There are two good examples of banks that have made that shift. Both were quite bold and decided not to wait until they were able to modernise their entire tech stack before they started driving the engagement banking agenda, and [they] decided to attack the customer-facing layer first.
The first is I&M Bank in Kenya. In a recent study I&M Bank came out top in terms of net sentiment indicator in the Kenyan market, both on survey data as well as social media data. The bank’s focus on engagement banking and on digital and their channels was a big contributor to its exceptionally high ratings by its own customers, and by the Kenyan market.

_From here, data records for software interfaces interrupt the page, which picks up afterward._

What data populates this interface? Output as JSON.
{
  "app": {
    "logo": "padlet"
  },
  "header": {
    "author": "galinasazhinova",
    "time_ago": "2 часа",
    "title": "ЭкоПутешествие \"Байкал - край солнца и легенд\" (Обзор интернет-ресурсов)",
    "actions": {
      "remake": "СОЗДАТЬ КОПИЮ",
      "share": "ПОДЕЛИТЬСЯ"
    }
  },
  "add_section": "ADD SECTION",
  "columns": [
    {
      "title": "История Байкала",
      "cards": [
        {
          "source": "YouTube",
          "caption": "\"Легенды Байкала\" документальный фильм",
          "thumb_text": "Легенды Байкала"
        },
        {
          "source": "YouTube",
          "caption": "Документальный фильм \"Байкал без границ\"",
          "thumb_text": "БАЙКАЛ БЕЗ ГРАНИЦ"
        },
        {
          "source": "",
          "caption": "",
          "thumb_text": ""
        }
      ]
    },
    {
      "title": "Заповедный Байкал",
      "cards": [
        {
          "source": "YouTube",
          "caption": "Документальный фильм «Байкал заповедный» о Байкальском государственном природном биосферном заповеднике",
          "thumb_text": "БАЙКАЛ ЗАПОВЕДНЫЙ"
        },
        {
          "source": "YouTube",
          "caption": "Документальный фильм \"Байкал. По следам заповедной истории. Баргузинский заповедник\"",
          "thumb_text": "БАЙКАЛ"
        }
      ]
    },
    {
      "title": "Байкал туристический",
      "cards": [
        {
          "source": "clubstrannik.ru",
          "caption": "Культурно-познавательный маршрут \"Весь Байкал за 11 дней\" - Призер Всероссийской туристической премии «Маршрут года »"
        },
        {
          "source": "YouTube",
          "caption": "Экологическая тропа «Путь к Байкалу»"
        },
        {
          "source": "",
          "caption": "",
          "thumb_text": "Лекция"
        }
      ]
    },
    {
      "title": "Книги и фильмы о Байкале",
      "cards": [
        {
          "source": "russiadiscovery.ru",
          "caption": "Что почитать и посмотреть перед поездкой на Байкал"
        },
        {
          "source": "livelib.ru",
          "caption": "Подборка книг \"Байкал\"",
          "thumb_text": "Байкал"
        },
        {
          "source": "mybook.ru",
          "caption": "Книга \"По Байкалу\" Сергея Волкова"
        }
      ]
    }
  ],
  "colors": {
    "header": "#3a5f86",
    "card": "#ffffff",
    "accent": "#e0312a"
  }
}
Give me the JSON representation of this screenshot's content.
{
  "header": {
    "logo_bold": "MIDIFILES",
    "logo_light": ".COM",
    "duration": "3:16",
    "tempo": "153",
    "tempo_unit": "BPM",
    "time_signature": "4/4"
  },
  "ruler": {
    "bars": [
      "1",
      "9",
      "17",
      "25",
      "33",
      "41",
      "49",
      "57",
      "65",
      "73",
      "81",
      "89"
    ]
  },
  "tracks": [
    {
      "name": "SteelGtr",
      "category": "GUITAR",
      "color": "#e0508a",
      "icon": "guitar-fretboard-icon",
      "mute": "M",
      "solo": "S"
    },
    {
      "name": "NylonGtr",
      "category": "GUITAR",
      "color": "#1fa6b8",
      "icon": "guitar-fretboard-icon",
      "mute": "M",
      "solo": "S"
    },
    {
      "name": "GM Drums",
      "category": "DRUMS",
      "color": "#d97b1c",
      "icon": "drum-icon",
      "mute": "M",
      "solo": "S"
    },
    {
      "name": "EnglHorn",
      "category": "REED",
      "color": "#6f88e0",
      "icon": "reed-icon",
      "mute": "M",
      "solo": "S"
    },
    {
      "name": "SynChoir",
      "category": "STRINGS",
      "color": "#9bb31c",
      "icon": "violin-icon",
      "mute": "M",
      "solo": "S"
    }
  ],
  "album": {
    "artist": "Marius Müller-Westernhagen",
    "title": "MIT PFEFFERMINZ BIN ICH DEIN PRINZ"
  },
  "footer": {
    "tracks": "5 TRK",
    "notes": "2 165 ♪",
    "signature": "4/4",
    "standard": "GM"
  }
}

The second example is Mauritius Commercial Bank, the largest bank in the country. Typically, such a dominant player in the market will shift a lot more slowly because, with such a large market share, there is no real impetus to shift. However, they were bold and took a big leap into engagement banking. They launched their retail and business engagement banking app called Juice. The term Juice reflects their payments ecosystem, which is all based on customer behaviour and digital payments.
Now that term has actually become a verb in Mauritius. For example if you pay someone in Mauritius, often a local will say, “Well, Juice me.” That is a most phenomenal example of a bank taking its leap into engagement banking.
We’ve also recently announced a new partnership with GIM-UEMOA, the international organisation in charge of the interbank electronic payment system for the West African Economic and Monetary Union (UEMOA) zone, and a new customer acquisition with the Libyan Islamic Bank in a project to be led by our partner in Tunisia, Onetech Business Solutions.
ENGAGE EMEA is well known for being a window to the future of banking technology. How do you see banking changing in the next few years, particularly in an African context?
Many banks began their transformations at the customer-facing channel layer in a process that accelerated during Covid. Now it’s time to deepen that customer- centricity to the full enterprise architecture, one journey at a time. It needs to involve the entire bank.
I see the next few years focusing exclusively on that. The worldwide depression in banking has meant that banks must go back to basics and look at the way that they transform rather than finding new innovative, really funky, shiny things that might seem like they’re innovating.